But both Clinton and Zuma sidestepped the issue of Rwanda's support for the rebels. Asked why Rwanda is not being called out publicly, Zuma said: "Our approach to this matter is that is doesn't help us in finger pointing, we just need a solution. ... For us, what is important is to get a resolution to that problem and the rest will be taken care of because Rwanda is part of the Great Lakes," she said. "Rwanda was there (at the Kampala meeting). It supported the decision so for us, that is what is important."
Clinton ducked the question, adding: "I would fully support the chairperson's comments. We have consistently called on all parties, including Rwanda, to play a positive role in helping bring about a peaceful resolution to this conflict and that includes ending any and all support for M23. Any military assistance from anyone to the M23 is in violation of the UN arms embargo."
In Goma, while some fear the M23, a group which in only eight months has a record of carrying out executions and of forcing children into its ranks, other residents of this lakeside city are afraid of the undisciplined Congolese army that was pushed out of Goma by the rebels on Nov. 20. Dozens of people came out for an anti-Kabila rally.
"I want Kabila to leave because he hasn't helped the people and our country hasn't moved forward since he came to power," said one of the marchers, Augustin Katombo. "I think M23 should stay because we don't want the army to come back."
About 1,500 U.N. peacekeepers were in Goma when M23 attacked on Nov. 20 and government forces fled, but the well-armed U.N. peacekeepers did not intervene, saying they lacked the mandate to do so. One of their main missions is to protect civilians.
A U.N. group of experts said in a detailed report last week that M23 is backed by neighboring Rwanda, which has provided them with battalions of fighters and sophisticated arms, like night vision goggles.

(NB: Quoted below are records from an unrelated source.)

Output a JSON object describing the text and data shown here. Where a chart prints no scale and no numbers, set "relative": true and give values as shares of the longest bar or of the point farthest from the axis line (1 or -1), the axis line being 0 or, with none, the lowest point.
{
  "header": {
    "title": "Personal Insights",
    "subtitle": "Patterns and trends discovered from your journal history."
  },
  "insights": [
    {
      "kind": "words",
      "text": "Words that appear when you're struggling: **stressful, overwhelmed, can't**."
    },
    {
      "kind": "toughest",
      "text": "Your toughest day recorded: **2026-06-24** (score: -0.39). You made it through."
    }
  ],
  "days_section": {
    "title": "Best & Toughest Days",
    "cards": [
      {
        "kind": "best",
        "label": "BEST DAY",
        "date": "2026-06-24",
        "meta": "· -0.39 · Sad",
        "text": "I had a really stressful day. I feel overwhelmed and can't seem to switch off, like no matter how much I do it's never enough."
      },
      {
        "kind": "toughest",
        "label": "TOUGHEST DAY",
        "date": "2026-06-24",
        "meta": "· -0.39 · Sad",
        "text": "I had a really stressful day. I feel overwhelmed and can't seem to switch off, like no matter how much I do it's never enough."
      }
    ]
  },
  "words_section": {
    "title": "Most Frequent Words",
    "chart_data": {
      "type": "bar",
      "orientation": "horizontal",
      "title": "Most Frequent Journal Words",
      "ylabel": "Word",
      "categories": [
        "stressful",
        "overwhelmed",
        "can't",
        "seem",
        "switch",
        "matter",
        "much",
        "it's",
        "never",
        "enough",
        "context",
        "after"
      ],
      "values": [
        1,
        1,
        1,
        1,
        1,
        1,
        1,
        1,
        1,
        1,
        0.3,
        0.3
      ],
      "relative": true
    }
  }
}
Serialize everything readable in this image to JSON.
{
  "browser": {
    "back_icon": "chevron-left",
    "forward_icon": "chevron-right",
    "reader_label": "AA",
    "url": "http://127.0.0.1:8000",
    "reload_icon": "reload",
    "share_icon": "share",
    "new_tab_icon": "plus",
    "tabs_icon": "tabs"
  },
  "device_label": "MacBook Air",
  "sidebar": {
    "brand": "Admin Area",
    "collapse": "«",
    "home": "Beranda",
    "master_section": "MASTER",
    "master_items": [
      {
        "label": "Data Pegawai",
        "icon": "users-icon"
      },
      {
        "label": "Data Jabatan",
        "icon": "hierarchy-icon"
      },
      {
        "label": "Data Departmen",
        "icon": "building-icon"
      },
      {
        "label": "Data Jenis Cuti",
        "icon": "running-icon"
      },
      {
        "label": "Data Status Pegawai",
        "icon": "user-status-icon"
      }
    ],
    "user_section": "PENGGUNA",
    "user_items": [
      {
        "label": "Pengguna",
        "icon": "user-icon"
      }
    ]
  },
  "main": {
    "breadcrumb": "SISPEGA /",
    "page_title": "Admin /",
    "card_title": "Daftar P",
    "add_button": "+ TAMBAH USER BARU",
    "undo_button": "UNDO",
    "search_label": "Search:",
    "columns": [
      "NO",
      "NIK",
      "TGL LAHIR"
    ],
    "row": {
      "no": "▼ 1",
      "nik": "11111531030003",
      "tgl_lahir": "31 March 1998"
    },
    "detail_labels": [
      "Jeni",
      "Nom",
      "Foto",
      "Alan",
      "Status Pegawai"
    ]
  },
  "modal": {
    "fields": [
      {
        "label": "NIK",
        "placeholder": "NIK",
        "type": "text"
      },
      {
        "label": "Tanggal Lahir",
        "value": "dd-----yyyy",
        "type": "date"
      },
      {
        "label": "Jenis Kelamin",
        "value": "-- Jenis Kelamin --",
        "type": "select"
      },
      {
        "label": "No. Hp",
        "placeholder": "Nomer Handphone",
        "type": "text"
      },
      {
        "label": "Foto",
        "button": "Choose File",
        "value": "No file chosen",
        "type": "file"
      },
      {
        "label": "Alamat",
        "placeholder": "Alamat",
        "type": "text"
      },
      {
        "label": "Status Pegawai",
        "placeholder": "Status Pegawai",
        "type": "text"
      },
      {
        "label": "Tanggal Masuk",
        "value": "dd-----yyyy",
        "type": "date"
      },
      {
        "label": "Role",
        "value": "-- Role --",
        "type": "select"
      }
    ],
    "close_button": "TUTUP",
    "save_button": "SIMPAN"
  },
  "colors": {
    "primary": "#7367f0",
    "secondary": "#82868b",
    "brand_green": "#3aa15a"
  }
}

Callimachi contributed from Dakar, Senegal. Matthew Lee in Washington and Associated Press photographer Jerome Delay also contributed to this report from Goma, Congo.